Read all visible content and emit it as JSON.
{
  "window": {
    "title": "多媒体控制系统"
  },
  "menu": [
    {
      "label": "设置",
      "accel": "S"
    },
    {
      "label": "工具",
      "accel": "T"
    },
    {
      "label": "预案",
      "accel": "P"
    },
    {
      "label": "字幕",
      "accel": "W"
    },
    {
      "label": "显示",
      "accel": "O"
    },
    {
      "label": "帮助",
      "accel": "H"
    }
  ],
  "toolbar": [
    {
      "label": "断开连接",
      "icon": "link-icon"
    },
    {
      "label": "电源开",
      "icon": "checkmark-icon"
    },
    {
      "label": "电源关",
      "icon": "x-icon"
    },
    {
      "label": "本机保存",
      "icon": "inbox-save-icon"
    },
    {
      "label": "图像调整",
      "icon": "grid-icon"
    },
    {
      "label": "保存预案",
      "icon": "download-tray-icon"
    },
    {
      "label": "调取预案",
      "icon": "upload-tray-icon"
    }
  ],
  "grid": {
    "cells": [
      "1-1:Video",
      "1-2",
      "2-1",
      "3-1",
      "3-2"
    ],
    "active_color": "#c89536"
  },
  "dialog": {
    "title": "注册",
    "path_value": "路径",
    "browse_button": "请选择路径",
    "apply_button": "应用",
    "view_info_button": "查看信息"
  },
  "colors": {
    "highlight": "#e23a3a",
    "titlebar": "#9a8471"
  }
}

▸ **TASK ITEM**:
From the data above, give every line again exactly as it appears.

▸ **EXPECTED ANSWER**:
Read all visible content and emit it as JSON.
{
  "window": {
    "title": "多媒体控制系统"
  },
  "menu": [
    {
      "label": "设置",
      "accel": "S"
    },
    {
      "label": "工具",
      "accel": "T"
    },
    {
      "label": "预案",
      "accel": "P"
    },
    {
      "label": "字幕",
      "accel": "W"
    },
    {
      "label": "显示",
      "accel": "O"
    },
    {
      "label": "帮助",
      "accel": "H"
    }
  ],
  "toolbar": [
    {
      "label": "断开连接",
      "icon": "link-icon"
    },
    {
      "label": "电源开",
      "icon": "checkmark-icon"
    },
    {
      "label": "电源关",
      "icon": "x-icon"
    },
    {
      "label": "本机保存",
      "icon": "inbox-save-icon"
    },
    {
      "label": "图像调整",
      "icon": "grid-icon"
    },
    {
      "label": "保存预案",
      "icon": "download-tray-icon"
    },
    {
      "label": "调取预案",
      "icon": "upload-tray-icon"
    }
  ],
  "grid": {
    "cells": [
      "1-1:Video",
      "1-2",
      "2-1",
      "3-1",
      "3-2"
    ],
    "active_color": "#c89536"
  },
  "dialog": {
    "title": "注册",
    "path_value": "路径",
    "browse_button": "请选择路径",
    "apply_button": "应用",
    "view_info_button": "查看信息"
  },
  "colors": {
    "highlight": "#e23a3a",
    "titlebar": "#9a8471"
  }
}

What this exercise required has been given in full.